There is not much too say about this match. It was a brawl with few highlights, and although for a moment it seemed Barrett was going to retain after a Wasteland, Jackson recovered and applied the torture rack to become the new Intercontinental Champion.

What was the point of Jerry Lawler’s interview with Jackson after the match?

Singles match

CM Punk beat Rey Mysterio

Just like last Monday, CM Punk got a lot of support in the start, which stole a quick smile from his opponent.

This match shared some characteristics with the Ziggler-Kingston bout: We have seen it many times, but it’s always great to see.

And it didn’t disappoint. I actually think this was the best Punk-Mysterio match since the start of their feud last year.

They had great spots, a lot of reversals and kept us interested from the start until the end.

Mysterio had reversed the Go to Sleep twice, but Punk countered a 619 with a third GTS attempt that was successful to finally get a clean victory over his long-time rival.

Let’s see: In the same week, Punk got two back-to-back clean victories against the top two faces in RAW.

I suspect he already renewed his contract with the WWE.

Singles match for the World Heavyweight Championship

Randy Orton (c) beat Christian

It was a very nice exhibition, with some big bumps and good coordination between both wrestlers.

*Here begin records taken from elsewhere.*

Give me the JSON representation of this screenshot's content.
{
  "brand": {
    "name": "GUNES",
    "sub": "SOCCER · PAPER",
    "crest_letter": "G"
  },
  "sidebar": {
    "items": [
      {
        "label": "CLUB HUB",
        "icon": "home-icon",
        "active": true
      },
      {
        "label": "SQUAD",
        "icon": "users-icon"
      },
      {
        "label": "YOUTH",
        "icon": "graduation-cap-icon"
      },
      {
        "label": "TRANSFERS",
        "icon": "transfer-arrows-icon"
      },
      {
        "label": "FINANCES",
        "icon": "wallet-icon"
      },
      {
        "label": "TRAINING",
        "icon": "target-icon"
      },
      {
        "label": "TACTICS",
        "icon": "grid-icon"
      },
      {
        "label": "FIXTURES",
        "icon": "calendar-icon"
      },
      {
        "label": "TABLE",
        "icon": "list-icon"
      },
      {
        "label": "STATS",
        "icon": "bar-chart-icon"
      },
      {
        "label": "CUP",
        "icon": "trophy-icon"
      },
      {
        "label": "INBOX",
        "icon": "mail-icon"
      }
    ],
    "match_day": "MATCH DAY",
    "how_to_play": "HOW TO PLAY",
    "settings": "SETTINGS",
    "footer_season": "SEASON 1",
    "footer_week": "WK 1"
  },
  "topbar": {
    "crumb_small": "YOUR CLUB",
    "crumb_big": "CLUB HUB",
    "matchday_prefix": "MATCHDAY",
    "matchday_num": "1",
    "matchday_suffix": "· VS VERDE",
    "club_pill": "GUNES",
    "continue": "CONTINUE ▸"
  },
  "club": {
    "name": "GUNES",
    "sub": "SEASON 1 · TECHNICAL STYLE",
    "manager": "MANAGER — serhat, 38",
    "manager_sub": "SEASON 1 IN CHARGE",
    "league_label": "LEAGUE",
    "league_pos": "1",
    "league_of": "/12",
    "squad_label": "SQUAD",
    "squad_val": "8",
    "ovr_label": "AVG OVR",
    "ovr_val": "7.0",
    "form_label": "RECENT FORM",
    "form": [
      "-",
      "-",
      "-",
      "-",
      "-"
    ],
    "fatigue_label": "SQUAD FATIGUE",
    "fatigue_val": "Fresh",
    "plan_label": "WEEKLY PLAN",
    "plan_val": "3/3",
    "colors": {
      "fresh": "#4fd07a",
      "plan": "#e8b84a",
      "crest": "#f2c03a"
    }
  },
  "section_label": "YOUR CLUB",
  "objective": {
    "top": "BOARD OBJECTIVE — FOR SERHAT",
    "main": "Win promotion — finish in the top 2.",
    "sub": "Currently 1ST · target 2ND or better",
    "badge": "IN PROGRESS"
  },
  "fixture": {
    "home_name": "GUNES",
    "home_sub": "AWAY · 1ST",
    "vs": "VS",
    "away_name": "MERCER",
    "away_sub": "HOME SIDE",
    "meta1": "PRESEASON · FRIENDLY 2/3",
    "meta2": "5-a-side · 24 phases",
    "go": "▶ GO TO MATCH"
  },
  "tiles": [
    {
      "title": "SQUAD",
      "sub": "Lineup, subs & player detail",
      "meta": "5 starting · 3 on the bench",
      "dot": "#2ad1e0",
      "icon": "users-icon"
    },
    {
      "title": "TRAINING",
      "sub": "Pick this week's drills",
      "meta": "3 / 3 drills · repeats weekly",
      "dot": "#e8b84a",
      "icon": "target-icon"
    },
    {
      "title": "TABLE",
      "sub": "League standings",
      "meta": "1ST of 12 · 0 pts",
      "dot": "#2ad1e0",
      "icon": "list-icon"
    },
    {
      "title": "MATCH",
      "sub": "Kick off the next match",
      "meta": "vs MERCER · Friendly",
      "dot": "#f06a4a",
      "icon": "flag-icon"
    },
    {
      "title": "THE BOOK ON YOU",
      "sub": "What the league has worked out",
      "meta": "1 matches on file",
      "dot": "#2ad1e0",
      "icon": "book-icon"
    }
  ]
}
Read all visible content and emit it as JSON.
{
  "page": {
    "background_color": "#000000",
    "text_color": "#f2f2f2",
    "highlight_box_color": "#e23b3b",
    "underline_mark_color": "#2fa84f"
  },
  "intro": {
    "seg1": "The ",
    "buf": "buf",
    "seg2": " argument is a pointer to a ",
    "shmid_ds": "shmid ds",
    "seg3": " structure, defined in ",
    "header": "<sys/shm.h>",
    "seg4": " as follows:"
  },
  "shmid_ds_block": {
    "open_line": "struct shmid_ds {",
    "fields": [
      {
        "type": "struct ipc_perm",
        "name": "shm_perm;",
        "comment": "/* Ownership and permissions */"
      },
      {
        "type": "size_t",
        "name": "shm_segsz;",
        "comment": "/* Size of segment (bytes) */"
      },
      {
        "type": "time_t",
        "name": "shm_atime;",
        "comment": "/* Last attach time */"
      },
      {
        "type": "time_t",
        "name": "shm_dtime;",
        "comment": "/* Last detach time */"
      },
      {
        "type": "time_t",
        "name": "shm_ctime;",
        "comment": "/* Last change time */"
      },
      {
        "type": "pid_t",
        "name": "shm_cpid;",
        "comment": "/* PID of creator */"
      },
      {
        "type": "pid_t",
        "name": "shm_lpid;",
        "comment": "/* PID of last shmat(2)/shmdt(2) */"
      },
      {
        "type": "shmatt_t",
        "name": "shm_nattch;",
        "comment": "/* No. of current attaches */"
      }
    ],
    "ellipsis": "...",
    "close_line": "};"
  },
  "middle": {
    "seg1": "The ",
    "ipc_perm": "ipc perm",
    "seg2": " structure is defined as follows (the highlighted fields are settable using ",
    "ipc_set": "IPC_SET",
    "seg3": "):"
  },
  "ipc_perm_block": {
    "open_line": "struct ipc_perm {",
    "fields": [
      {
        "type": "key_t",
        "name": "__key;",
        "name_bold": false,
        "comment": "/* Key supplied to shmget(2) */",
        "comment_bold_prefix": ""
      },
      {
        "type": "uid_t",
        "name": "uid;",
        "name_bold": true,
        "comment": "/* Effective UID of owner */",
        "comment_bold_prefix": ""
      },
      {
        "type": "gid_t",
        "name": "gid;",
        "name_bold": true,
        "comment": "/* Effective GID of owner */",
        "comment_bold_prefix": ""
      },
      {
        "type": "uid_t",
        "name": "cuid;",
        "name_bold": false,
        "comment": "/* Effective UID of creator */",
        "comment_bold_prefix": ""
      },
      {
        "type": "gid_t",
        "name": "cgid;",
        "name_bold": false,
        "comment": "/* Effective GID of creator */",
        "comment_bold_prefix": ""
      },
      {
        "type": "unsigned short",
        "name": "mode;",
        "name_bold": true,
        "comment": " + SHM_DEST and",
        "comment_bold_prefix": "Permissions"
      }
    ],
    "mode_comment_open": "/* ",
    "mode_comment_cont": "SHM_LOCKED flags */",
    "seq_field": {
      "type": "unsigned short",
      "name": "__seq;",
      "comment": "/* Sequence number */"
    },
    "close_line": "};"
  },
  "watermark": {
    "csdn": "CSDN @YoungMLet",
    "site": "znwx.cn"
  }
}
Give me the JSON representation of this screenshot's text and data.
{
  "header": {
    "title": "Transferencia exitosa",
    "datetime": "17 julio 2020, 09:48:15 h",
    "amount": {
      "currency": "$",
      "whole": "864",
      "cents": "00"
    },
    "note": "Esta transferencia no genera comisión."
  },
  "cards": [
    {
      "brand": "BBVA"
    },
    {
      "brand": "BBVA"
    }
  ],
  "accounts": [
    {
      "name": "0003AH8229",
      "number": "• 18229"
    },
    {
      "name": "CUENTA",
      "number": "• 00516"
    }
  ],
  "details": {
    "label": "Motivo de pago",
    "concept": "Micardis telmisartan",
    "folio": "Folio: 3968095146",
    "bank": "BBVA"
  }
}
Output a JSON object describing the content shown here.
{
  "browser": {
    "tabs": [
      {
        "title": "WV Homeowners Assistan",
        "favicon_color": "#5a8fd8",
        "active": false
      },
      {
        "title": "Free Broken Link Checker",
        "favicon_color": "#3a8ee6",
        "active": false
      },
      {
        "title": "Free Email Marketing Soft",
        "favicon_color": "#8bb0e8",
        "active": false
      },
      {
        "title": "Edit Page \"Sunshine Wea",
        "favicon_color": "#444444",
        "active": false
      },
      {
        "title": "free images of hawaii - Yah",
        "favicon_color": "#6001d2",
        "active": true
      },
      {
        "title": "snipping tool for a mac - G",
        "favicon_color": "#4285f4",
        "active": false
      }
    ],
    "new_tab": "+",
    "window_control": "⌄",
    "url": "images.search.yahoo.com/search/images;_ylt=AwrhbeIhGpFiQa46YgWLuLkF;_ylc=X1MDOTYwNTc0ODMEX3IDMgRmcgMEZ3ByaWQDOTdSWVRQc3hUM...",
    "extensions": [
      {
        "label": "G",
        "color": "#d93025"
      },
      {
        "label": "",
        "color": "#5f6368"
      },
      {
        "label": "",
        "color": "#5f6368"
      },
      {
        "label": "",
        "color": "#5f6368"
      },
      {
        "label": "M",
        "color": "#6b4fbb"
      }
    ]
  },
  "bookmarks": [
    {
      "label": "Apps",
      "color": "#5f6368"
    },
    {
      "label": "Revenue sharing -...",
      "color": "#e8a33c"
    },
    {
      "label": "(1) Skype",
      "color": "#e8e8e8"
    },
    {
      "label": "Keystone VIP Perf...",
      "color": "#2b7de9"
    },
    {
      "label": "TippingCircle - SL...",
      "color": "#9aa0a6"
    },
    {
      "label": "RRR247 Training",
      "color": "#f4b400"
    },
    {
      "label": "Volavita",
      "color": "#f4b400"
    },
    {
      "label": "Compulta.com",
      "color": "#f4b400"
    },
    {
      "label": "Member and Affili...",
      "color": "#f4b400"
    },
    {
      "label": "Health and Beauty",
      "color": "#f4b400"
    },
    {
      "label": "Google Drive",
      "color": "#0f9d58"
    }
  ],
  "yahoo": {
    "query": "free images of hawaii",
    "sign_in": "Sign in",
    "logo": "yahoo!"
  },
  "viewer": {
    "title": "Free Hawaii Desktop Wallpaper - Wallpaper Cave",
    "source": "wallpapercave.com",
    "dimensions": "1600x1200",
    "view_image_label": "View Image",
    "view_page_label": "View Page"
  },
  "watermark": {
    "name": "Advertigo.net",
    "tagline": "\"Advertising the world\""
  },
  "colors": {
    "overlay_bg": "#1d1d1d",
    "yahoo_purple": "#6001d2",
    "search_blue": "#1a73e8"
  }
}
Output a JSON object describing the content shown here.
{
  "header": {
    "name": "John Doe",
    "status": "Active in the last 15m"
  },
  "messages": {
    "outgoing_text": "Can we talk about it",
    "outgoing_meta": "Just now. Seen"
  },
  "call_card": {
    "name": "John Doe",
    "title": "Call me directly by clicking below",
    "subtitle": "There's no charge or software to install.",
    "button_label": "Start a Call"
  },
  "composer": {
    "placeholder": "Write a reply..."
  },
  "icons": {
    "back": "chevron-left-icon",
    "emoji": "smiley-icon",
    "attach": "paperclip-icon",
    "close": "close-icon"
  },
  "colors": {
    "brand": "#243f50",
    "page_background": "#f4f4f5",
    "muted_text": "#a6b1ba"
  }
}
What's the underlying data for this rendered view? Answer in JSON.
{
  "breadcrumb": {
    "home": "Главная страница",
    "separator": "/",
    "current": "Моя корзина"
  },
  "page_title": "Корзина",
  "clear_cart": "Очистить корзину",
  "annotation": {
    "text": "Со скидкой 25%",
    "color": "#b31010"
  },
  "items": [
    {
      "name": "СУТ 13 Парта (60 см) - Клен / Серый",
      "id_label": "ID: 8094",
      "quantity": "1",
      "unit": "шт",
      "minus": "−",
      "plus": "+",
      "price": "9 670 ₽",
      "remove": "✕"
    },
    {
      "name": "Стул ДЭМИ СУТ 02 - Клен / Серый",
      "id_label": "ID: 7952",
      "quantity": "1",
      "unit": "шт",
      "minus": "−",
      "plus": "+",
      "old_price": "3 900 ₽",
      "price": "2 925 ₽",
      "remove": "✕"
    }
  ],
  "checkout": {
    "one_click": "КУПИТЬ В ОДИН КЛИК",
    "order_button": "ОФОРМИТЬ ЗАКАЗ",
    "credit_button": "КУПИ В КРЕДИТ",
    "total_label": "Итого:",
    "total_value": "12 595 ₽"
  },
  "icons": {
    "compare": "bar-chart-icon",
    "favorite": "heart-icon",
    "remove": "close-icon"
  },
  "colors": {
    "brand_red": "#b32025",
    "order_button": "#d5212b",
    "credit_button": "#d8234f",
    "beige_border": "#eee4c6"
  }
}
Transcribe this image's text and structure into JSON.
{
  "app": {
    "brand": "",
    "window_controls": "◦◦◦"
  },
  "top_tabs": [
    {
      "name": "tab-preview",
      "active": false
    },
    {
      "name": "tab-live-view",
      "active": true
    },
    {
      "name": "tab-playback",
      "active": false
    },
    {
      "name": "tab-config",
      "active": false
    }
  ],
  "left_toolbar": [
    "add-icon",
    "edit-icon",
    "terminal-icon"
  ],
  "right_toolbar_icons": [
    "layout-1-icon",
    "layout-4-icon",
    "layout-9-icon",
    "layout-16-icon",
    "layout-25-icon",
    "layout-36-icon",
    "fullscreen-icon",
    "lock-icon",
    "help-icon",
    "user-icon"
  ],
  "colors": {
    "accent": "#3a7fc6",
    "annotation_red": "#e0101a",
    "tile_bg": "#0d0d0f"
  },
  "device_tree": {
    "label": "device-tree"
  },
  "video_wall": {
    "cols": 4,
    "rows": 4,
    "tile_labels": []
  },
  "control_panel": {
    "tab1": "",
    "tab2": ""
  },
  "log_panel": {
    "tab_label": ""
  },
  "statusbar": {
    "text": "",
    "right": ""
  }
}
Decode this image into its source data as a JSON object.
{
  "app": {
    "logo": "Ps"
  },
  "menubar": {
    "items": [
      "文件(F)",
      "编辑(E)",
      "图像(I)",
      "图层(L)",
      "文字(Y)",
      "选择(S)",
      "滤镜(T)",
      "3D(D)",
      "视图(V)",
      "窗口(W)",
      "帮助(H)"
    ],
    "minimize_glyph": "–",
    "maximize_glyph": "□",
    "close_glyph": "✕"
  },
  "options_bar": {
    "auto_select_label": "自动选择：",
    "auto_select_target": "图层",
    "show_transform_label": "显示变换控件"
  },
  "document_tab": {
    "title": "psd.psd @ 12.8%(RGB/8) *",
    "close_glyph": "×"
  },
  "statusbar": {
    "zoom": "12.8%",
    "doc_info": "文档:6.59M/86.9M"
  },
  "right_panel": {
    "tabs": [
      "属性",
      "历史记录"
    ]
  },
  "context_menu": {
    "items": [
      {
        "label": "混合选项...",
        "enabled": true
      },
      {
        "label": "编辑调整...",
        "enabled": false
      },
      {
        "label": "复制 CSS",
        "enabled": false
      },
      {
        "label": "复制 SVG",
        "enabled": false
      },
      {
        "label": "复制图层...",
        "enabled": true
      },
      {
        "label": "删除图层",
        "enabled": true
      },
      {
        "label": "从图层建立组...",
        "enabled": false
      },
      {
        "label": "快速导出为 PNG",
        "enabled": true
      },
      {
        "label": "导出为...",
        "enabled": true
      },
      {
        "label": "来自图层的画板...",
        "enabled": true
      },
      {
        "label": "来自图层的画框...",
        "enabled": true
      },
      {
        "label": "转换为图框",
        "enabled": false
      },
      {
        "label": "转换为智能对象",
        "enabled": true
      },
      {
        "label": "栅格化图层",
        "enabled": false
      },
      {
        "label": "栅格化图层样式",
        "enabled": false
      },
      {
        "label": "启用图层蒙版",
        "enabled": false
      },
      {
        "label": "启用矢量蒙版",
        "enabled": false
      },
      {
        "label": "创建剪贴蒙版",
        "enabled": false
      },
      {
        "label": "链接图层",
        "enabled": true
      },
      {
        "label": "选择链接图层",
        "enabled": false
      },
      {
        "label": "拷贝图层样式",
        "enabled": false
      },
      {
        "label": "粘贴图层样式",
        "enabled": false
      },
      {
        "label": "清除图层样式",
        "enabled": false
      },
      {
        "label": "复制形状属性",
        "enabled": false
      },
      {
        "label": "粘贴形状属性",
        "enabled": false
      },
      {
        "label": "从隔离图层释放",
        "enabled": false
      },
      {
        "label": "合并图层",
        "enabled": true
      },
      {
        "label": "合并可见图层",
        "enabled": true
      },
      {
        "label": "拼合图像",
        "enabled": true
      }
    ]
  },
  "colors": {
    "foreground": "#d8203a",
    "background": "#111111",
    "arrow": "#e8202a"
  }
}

Orton did a good job selling the effects of the concussion he suffered a few days ago and he also got revenge against Captain Charisma, hitting him with the WHC belt after the match.

One note: I don’t mind Christian using the spear, but why does he have to make exactly the same antics as Edge?

But the match was also a bit short and the outcome too predictable and repetitive: an RKO out of nowhere to retain the championship. At least John Cena sometimes uses the Attitude Adjustment and other times the STF.

The “controversy” in the ending means we’ll get at least another contest between Orton and Christian, who already lost three title-matches in a row against The Viper. I’m not sure I want to see that again.

Singles match

Evan Bourne beat Jack Swagger

Special bonus attraction: That’s how this match was announced.

OK, it was better than the typical Divas matches many people use as bathroom breaks between the two main events, but still nobody in attendance seemed to care.

At one point a couple of guys in the first row were yawning (literally) on camera.

What’s the difference between a Swagger-Bourne bout in the middle of RAW and an unannounced contest at a PPV?

Singles match for the WWE Championship

John Cena (c) beat R-Truth

The biggest disappointment of the night.

I really hated this match.

First of all, we had to wait too long for its start. Between the previous contest and a boring too-long “Barack Obama” promo, I almost felt sleep.

Then both wrestlers seemed to lack the energy required for a WWE Championship match. There were no big bumps, no great moves, no “holy sheet” moments.

It was like they were saving their best weapons for a rematch, which probably will happen.

The crowd only got excited in the last 10 seconds—probably the only good part of this match.

Truth had tossed Cena out of the ring and took a baseball cap and a drink from a kid at ringside.

What Truth didn’t expect was that the kid took his beverage back and threw it in his face. Cena took advantage of this distraction, tossing his opponent back in the ring for an Attitude Adjustment.

Truth now has a reason to keep claiming there is a conspiracy against him, so he will probably get a rematch.

Despite the lack of “gimmick” matches or special stipulations, I expected more from this PPV, but it ended up being one of the weakest of the year.

CM Punk vs Rey Mysterio stole the night and Dolph Ziggler vs Kofi Kingston was also very good, but the WWE can’t keep depending on those pairings to have good contests.

The good news is that Money in the Bank is coming, and if the ladder matches are as good as last year we’ll quickly forget about the disappointing visit to Washington.

Follow me on Twitter: @luisrha

Also read:

* Alberto del Rio vs Big Show, Key Match for the Mexican Aristocrat

* WWE: Who Are the No. 2 Faces in RAW and SmackDown?

* WWE: Welcome to Heel's Hell